What is being asked. Reproduce the entries that follow exactly. No picture should appear in the result.

****

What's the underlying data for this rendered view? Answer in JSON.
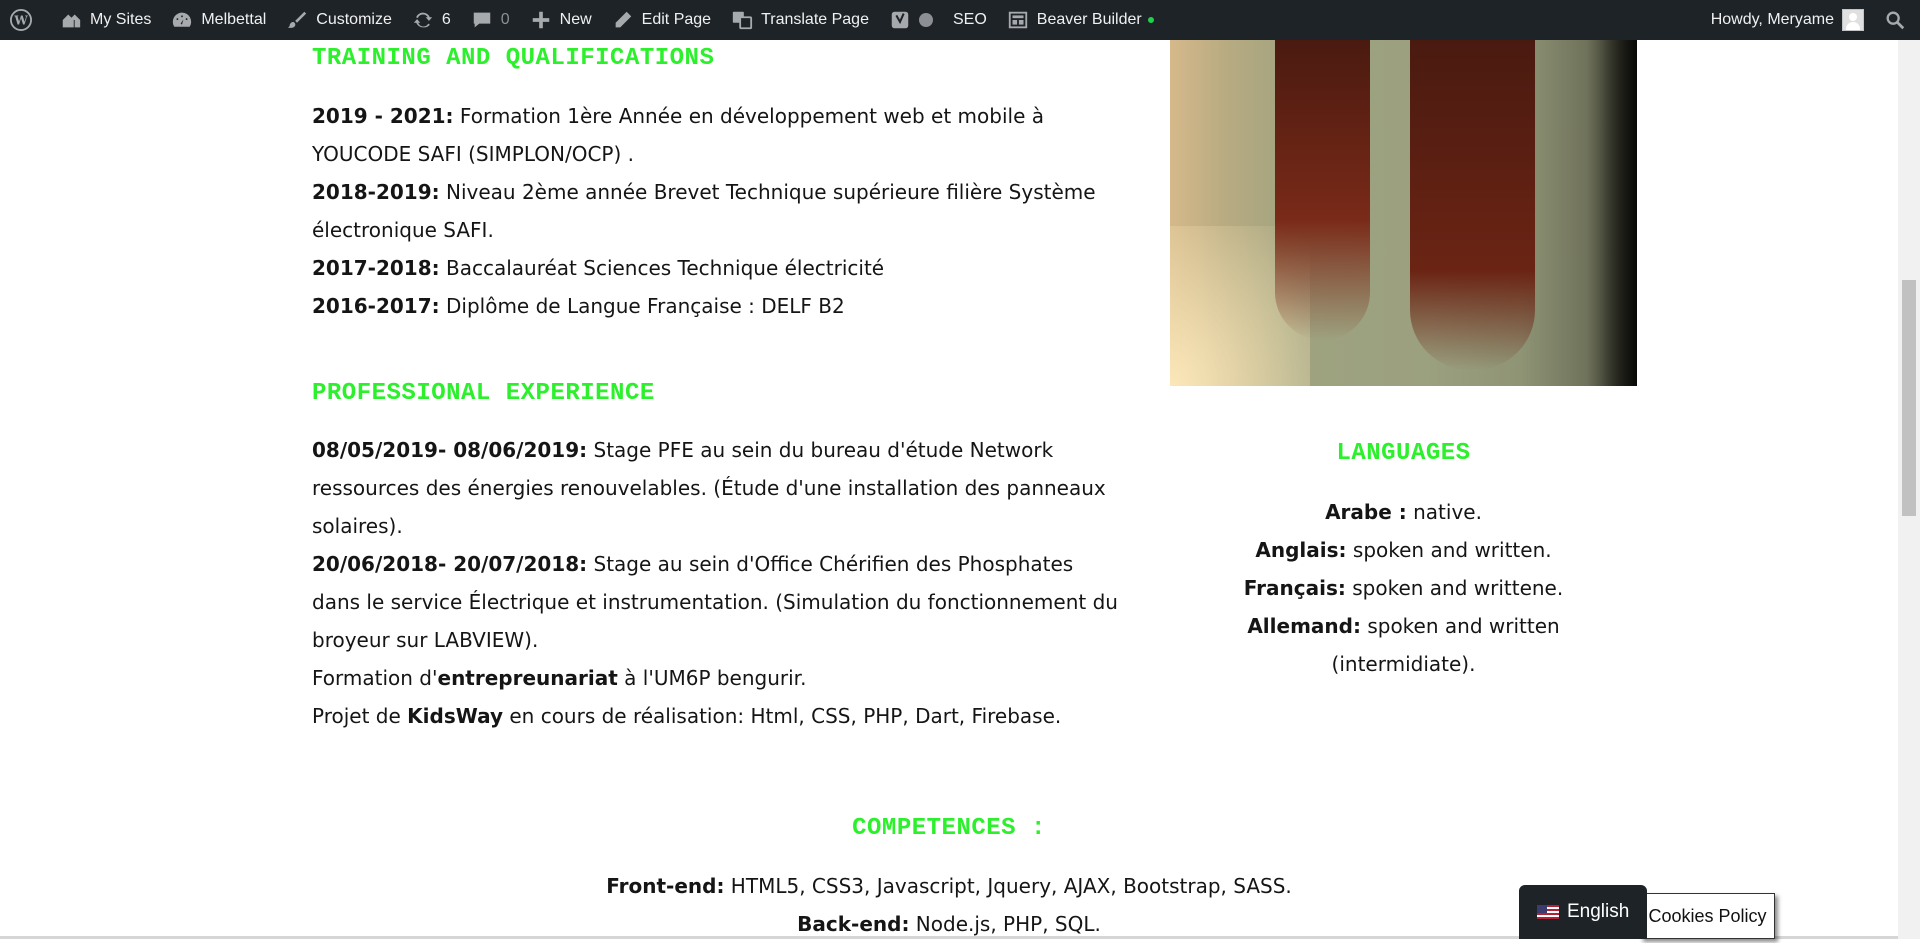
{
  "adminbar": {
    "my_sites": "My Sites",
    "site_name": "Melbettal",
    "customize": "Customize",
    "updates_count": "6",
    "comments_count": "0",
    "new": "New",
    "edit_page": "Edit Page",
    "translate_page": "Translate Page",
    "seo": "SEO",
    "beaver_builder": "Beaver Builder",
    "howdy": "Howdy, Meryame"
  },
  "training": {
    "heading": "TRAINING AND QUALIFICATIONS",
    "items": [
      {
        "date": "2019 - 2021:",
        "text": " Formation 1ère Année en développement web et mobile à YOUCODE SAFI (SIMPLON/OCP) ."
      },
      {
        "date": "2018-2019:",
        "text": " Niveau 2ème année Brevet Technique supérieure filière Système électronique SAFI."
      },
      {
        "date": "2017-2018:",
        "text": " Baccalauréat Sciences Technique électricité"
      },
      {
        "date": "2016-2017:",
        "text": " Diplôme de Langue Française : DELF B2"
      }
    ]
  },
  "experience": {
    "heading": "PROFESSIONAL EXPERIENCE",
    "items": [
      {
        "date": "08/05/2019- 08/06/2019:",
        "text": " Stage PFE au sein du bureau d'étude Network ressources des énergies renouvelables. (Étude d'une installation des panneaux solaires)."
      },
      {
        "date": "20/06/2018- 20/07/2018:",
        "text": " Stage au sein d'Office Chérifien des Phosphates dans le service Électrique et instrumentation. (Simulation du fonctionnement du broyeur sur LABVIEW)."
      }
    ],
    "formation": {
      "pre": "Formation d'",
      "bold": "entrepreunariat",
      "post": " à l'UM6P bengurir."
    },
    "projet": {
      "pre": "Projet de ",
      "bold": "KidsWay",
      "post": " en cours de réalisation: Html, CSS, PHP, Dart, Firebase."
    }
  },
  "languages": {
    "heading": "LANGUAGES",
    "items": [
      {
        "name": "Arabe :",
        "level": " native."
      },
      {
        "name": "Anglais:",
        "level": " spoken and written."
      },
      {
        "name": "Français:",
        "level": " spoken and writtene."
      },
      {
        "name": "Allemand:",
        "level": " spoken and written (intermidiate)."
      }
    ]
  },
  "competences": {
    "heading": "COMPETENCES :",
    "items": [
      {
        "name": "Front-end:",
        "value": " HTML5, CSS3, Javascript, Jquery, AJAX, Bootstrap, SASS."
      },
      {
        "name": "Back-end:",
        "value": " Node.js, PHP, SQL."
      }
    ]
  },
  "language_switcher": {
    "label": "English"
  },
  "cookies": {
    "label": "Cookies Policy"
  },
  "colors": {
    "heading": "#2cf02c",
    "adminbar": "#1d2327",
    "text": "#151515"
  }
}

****

Written reply.
What's the underlying data for this rendered view? Answer in JSON.
{
  "adminbar": {
    "my_sites": "My Sites",
    "site_name": "Melbettal",
    "customize": "Customize",
    "updates_count": "6",
    "comments_count": "0",
    "new": "New",
    "edit_page": "Edit Page",
    "translate_page": "Translate Page",
    "seo": "SEO",
    "beaver_builder": "Beaver Builder",
    "howdy": "Howdy, Meryame"
  },
  "training": {
    "heading": "TRAINING AND QUALIFICATIONS",
    "items": [
      {
        "date": "2019 - 2021:",
        "text": " Formation 1ère Année en développement web et mobile à YOUCODE SAFI (SIMPLON/OCP) ."
      },
      {
        "date": "2018-2019:",
        "text": " Niveau 2ème année Brevet Technique supérieure filière Système électronique SAFI."
      },
      {
        "date": "2017-2018:",
        "text": " Baccalauréat Sciences Technique électricité"
      },
      {
        "date": "2016-2017:",
        "text": " Diplôme de Langue Française : DELF B2"
      }
    ]
  },
  "experience": {
    "heading": "PROFESSIONAL EXPERIENCE",
    "items": [
      {
        "date": "08/05/2019- 08/06/2019:",
        "text": " Stage PFE au sein du bureau d'étude Network ressources des énergies renouvelables. (Étude d'une installation des panneaux solaires)."
      },
      {
        "date": "20/06/2018- 20/07/2018:",
        "text": " Stage au sein d'Office Chérifien des Phosphates dans le service Électrique et instrumentation. (Simulation du fonctionnement du broyeur sur LABVIEW)."
      }
    ],
    "formation": {
      "pre": "Formation d'",
      "bold": "entrepreunariat",
      "post": " à l'UM6P bengurir."
    },
    "projet": {
      "pre": "Projet de ",
      "bold": "KidsWay",
      "post": " en cours de réalisation: Html, CSS, PHP, Dart, Firebase."
    }
  },
  "languages": {
    "heading": "LANGUAGES",
    "items": [
      {
        "name": "Arabe :",
        "level": " native."
      },
      {
        "name": "Anglais:",
        "level": " spoken and written."
      },
      {
        "name": "Français:",
        "level": " spoken and writtene."
      },
      {
        "name": "Allemand:",
        "level": " spoken and written (intermidiate)."
      }
    ]
  },
  "competences": {
    "heading": "COMPETENCES :",
    "items": [
      {
        "name": "Front-end:",
        "value": " HTML5, CSS3, Javascript, Jquery, AJAX, Bootstrap, SASS."
      },
      {
        "name": "Back-end:",
        "value": " Node.js, PHP, SQL."
      }
    ]
  },
  "language_switcher": {
    "label": "English"
  },
  "cookies": {
    "label": "Cookies Policy"
  },
  "colors": {
    "heading": "#2cf02c",
    "adminbar": "#1d2327",
    "text": "#151515"
  }
}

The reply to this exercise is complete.